_Prompt_: Look for "icon" in every line of the listing. Copy the lines that have it.

_Input records_:
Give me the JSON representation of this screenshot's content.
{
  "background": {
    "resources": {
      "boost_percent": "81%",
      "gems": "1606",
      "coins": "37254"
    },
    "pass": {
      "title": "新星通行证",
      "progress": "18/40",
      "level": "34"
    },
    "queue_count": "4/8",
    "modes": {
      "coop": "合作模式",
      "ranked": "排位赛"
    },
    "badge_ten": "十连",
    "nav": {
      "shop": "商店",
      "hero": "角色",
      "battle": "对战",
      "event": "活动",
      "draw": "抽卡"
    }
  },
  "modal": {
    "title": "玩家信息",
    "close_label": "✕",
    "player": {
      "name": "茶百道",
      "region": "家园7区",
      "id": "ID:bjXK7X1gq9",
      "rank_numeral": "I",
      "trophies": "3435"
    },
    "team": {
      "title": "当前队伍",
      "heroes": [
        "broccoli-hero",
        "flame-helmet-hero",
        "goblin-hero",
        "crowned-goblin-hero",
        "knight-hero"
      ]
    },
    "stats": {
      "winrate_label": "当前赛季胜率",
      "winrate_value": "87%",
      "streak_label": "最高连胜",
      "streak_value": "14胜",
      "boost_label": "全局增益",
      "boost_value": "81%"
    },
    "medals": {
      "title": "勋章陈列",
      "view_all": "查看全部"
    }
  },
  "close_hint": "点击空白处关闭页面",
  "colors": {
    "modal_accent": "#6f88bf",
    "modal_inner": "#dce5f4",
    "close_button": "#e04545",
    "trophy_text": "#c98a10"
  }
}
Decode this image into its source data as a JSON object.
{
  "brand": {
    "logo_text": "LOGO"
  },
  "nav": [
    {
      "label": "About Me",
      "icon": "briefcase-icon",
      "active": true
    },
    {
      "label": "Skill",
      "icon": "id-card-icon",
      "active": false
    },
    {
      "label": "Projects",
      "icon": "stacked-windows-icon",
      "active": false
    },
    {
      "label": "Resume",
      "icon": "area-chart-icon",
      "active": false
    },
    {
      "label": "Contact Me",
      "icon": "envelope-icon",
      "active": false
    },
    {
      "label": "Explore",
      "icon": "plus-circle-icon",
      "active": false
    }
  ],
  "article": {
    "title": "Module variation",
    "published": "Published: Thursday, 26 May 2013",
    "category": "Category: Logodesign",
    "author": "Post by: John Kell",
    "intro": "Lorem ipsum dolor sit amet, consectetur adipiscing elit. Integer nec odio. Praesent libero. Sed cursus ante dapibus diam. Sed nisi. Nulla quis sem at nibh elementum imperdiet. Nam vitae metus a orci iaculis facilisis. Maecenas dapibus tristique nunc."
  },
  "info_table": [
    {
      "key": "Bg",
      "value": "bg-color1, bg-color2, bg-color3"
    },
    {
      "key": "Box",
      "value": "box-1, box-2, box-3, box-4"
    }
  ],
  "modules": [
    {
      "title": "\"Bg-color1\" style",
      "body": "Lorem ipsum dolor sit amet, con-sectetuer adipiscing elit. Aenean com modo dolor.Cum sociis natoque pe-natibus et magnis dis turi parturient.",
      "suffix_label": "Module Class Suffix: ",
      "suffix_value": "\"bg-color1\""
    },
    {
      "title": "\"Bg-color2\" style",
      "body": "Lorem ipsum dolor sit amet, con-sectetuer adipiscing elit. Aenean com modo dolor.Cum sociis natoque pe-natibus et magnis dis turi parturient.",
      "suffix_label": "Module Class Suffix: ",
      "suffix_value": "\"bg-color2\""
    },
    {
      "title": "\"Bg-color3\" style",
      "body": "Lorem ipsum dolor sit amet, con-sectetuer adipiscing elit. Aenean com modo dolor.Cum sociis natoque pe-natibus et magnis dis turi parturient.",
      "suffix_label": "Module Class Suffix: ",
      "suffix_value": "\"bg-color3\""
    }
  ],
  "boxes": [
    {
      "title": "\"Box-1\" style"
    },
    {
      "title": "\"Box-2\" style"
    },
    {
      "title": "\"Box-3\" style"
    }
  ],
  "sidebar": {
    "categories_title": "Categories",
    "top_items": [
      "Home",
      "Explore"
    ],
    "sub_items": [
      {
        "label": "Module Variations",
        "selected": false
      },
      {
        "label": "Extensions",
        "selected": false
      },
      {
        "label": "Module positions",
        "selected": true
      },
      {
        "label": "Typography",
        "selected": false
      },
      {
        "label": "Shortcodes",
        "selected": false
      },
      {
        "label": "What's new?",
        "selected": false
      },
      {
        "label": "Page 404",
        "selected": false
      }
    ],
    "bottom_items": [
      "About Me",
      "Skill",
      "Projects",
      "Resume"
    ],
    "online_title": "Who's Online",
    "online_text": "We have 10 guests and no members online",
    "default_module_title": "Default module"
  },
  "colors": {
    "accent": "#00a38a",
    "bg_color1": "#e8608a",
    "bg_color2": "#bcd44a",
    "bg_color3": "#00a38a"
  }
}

_Result of the exercise_:
      "icon": "briefcase-icon",
      "icon": "id-card-icon",
      "icon": "stacked-windows-icon",
      "icon": "area-chart-icon",
      "icon": "envelope-icon",
      "icon": "plus-circle-icon",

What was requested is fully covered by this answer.